▶ _Task requirements_:
Print all records exactly, pictures left out.

══════════════════════════════

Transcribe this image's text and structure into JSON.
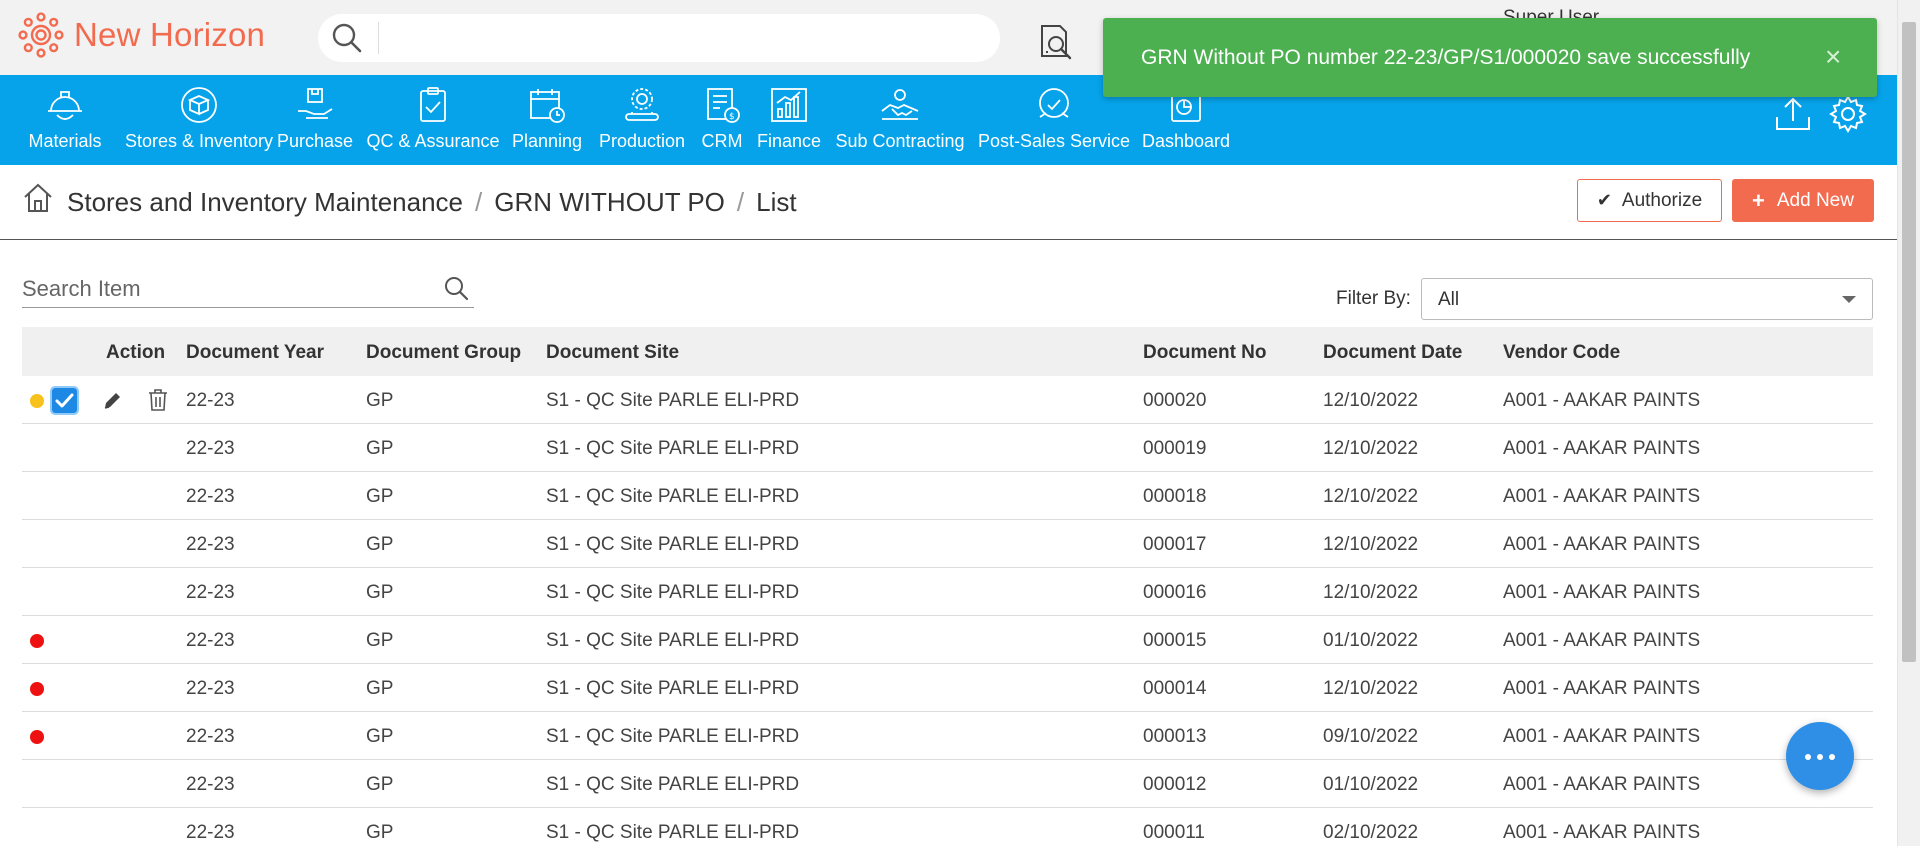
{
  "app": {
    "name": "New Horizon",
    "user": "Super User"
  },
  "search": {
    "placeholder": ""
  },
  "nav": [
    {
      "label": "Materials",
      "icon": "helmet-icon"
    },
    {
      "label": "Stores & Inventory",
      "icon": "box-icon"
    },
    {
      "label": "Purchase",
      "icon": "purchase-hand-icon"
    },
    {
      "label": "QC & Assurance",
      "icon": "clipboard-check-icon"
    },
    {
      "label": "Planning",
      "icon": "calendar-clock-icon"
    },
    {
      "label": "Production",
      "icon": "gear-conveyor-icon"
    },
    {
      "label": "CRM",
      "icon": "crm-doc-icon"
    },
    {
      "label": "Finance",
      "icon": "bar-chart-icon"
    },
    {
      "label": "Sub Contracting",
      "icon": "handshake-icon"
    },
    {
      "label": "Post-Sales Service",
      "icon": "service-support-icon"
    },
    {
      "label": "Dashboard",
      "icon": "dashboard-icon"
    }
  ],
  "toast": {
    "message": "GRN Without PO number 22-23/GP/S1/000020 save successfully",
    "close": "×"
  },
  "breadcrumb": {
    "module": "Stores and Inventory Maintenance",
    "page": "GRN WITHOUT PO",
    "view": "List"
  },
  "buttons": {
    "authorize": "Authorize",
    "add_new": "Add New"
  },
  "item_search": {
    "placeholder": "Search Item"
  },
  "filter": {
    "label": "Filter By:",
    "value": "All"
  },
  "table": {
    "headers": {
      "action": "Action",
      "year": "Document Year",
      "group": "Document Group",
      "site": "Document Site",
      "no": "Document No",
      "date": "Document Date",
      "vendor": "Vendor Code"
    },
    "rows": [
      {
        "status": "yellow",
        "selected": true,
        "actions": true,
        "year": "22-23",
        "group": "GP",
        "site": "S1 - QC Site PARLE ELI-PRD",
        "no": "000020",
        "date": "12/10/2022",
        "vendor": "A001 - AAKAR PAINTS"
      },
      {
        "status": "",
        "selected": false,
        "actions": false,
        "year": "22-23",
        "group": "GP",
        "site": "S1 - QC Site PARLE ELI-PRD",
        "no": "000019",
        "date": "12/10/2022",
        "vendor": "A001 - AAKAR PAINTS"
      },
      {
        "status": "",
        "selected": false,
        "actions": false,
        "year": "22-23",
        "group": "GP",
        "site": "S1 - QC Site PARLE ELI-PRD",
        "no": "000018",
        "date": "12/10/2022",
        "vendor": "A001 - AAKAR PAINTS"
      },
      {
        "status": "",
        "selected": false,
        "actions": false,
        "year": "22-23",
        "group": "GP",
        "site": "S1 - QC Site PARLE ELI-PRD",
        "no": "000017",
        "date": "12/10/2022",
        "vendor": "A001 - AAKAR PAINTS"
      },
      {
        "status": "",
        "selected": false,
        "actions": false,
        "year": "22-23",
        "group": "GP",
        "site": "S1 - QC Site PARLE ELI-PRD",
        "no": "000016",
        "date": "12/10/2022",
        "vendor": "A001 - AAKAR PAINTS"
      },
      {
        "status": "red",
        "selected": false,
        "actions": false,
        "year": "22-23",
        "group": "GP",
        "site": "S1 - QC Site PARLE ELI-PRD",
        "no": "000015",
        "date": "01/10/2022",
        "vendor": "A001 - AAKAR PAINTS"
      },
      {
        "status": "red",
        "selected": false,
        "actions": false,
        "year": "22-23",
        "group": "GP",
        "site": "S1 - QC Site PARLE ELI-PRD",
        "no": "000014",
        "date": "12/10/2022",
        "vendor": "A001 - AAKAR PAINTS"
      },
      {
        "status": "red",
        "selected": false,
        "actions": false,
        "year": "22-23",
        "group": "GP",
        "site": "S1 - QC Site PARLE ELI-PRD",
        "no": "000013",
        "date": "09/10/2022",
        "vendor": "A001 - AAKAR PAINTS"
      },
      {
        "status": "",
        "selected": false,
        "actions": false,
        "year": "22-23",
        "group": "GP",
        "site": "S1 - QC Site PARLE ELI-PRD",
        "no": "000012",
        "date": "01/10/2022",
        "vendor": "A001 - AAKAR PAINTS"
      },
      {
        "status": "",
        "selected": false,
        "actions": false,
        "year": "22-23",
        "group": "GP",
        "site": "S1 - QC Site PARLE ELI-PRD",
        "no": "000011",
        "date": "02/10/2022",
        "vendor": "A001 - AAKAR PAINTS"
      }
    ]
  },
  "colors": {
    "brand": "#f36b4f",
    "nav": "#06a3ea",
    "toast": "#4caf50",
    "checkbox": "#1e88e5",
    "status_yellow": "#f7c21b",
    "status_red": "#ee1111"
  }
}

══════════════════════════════

▶ _Response below_:
Transcribe this image's text and structure into JSON.
{
  "app": {
    "name": "New Horizon",
    "user": "Super User"
  },
  "search": {
    "placeholder": ""
  },
  "nav": [
    {
      "label": "Materials",
      "icon": "helmet-icon"
    },
    {
      "label": "Stores & Inventory",
      "icon": "box-icon"
    },
    {
      "label": "Purchase",
      "icon": "purchase-hand-icon"
    },
    {
      "label": "QC & Assurance",
      "icon": "clipboard-check-icon"
    },
    {
      "label": "Planning",
      "icon": "calendar-clock-icon"
    },
    {
      "label": "Production",
      "icon": "gear-conveyor-icon"
    },
    {
      "label": "CRM",
      "icon": "crm-doc-icon"
    },
    {
      "label": "Finance",
      "icon": "bar-chart-icon"
    },
    {
      "label": "Sub Contracting",
      "icon": "handshake-icon"
    },
    {
      "label": "Post-Sales Service",
      "icon": "service-support-icon"
    },
    {
      "label": "Dashboard",
      "icon": "dashboard-icon"
    }
  ],
  "toast": {
    "message": "GRN Without PO number 22-23/GP/S1/000020 save successfully",
    "close": "×"
  },
  "breadcrumb": {
    "module": "Stores and Inventory Maintenance",
    "page": "GRN WITHOUT PO",
    "view": "List"
  },
  "buttons": {
    "authorize": "Authorize",
    "add_new": "Add New"
  },
  "item_search": {
    "placeholder": "Search Item"
  },
  "filter": {
    "label": "Filter By:",
    "value": "All"
  },
  "table": {
    "headers": {
      "action": "Action",
      "year": "Document Year",
      "group": "Document Group",
      "site": "Document Site",
      "no": "Document No",
      "date": "Document Date",
      "vendor": "Vendor Code"
    },
    "rows": [
      {
        "status": "yellow",
        "selected": true,
        "actions": true,
        "year": "22-23",
        "group": "GP",
        "site": "S1 - QC Site PARLE ELI-PRD",
        "no": "000020",
        "date": "12/10/2022",
        "vendor": "A001 - AAKAR PAINTS"
      },
      {
        "status": "",
        "selected": false,
        "actions": false,
        "year": "22-23",
        "group": "GP",
        "site": "S1 - QC Site PARLE ELI-PRD",
        "no": "000019",
        "date": "12/10/2022",
        "vendor": "A001 - AAKAR PAINTS"
      },
      {
        "status": "",
        "selected": false,
        "actions": false,
        "year": "22-23",
        "group": "GP",
        "site": "S1 - QC Site PARLE ELI-PRD",
        "no": "000018",
        "date": "12/10/2022",
        "vendor": "A001 - AAKAR PAINTS"
      },
      {
        "status": "",
        "selected": false,
        "actions": false,
        "year": "22-23",
        "group": "GP",
        "site": "S1 - QC Site PARLE ELI-PRD",
        "no": "000017",
        "date": "12/10/2022",
        "vendor": "A001 - AAKAR PAINTS"
      },
      {
        "status": "",
        "selected": false,
        "actions": false,
        "year": "22-23",
        "group": "GP",
        "site": "S1 - QC Site PARLE ELI-PRD",
        "no": "000016",
        "date": "12/10/2022",
        "vendor": "A001 - AAKAR PAINTS"
      },
      {
        "status": "red",
        "selected": false,
        "actions": false,
        "year": "22-23",
        "group": "GP",
        "site": "S1 - QC Site PARLE ELI-PRD",
        "no": "000015",
        "date": "01/10/2022",
        "vendor": "A001 - AAKAR PAINTS"
      },
      {
        "status": "red",
        "selected": false,
        "actions": false,
        "year": "22-23",
        "group": "GP",
        "site": "S1 - QC Site PARLE ELI-PRD",
        "no": "000014",
        "date": "12/10/2022",
        "vendor": "A001 - AAKAR PAINTS"
      },
      {
        "status": "red",
        "selected": false,
        "actions": false,
        "year": "22-23",
        "group": "GP",
        "site": "S1 - QC Site PARLE ELI-PRD",
        "no": "000013",
        "date": "09/10/2022",
        "vendor": "A001 - AAKAR PAINTS"
      },
      {
        "status": "",
        "selected": false,
        "actions": false,
        "year": "22-23",
        "group": "GP",
        "site": "S1 - QC Site PARLE ELI-PRD",
        "no": "000012",
        "date": "01/10/2022",
        "vendor": "A001 - AAKAR PAINTS"
      },
      {
        "status": "",
        "selected": false,
        "actions": false,
        "year": "22-23",
        "group": "GP",
        "site": "S1 - QC Site PARLE ELI-PRD",
        "no": "000011",
        "date": "02/10/2022",
        "vendor": "A001 - AAKAR PAINTS"
      }
    ]
  },
  "colors": {
    "brand": "#f36b4f",
    "nav": "#06a3ea",
    "toast": "#4caf50",
    "checkbox": "#1e88e5",
    "status_yellow": "#f7c21b",
    "status_red": "#ee1111"
  }
}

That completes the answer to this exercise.